— Task goal —
The required answer is every line of the data containing the word "Checkout".

— Data to process —
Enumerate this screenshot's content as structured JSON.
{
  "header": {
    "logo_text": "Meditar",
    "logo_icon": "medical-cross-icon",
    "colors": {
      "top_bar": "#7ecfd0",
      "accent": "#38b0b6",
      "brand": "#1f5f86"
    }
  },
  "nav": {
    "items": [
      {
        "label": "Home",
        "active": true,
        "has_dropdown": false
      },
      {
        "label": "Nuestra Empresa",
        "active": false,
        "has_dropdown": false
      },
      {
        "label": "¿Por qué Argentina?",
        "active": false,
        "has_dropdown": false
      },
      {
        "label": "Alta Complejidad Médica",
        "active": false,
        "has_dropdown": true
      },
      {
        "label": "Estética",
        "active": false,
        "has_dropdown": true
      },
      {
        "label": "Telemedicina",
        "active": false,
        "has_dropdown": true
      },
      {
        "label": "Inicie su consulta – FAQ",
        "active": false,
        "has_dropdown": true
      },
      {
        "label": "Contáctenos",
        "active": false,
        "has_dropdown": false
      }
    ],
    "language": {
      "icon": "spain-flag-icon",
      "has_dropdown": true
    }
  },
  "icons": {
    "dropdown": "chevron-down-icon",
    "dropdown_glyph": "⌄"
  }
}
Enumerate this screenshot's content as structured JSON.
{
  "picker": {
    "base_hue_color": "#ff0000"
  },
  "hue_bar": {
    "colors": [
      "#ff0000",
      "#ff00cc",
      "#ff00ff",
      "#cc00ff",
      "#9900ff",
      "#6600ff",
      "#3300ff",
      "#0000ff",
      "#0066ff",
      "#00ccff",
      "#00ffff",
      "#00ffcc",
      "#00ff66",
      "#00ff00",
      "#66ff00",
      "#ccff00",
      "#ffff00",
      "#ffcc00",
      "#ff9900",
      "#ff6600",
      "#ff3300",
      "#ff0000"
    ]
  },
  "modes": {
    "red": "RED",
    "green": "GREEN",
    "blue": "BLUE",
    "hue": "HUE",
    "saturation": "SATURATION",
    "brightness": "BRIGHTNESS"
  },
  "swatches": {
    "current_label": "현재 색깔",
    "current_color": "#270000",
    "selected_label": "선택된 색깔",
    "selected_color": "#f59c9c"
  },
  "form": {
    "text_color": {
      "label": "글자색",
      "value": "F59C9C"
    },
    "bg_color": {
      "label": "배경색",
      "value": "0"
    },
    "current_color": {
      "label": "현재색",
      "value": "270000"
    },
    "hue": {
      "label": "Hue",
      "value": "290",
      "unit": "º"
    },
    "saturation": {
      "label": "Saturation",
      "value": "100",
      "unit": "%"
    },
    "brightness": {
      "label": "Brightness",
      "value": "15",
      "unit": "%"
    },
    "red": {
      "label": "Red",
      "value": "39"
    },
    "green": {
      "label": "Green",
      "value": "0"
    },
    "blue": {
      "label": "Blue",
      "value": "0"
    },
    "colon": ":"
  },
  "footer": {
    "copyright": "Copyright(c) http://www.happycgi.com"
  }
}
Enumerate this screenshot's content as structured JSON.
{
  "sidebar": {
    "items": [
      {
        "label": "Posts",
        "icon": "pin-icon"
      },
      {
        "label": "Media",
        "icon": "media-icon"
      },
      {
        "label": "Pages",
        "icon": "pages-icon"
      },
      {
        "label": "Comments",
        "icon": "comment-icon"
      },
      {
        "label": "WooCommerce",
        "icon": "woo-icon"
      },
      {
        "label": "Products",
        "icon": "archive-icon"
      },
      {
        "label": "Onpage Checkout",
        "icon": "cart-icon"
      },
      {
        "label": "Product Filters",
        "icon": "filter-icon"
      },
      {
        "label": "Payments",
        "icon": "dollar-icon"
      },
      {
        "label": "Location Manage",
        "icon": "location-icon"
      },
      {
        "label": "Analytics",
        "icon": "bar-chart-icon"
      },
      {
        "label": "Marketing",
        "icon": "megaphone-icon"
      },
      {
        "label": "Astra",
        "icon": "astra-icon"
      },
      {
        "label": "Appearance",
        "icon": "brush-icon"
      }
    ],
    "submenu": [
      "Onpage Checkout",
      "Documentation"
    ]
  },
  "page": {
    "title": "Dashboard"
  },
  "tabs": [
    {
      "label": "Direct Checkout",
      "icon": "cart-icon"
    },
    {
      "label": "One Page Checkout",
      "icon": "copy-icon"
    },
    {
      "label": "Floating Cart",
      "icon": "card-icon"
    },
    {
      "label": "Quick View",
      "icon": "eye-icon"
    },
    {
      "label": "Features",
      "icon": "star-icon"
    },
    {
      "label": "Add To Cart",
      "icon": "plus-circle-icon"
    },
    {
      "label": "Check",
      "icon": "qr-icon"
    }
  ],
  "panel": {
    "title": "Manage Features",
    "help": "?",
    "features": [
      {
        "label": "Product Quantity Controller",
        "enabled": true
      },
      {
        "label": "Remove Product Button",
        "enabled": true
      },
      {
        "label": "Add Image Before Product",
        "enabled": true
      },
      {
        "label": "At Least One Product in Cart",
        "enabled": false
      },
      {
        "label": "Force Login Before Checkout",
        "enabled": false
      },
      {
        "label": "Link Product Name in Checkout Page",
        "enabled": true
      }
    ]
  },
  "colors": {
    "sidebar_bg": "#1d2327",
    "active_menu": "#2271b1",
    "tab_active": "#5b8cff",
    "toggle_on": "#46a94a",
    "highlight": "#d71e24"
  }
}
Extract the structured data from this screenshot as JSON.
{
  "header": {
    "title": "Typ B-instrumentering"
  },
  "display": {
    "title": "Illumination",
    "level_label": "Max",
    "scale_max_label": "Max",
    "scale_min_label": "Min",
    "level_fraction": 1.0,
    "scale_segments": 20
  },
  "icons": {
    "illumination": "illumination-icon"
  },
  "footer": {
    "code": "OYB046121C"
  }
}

— Answer space —
        "label": "Onpage Checkout",
      "Onpage Checkout",
      "label": "Direct Checkout",
      "label": "One Page Checkout",
        "label": "Force Login Before Checkout",
        "label": "Link Product Name in Checkout Page",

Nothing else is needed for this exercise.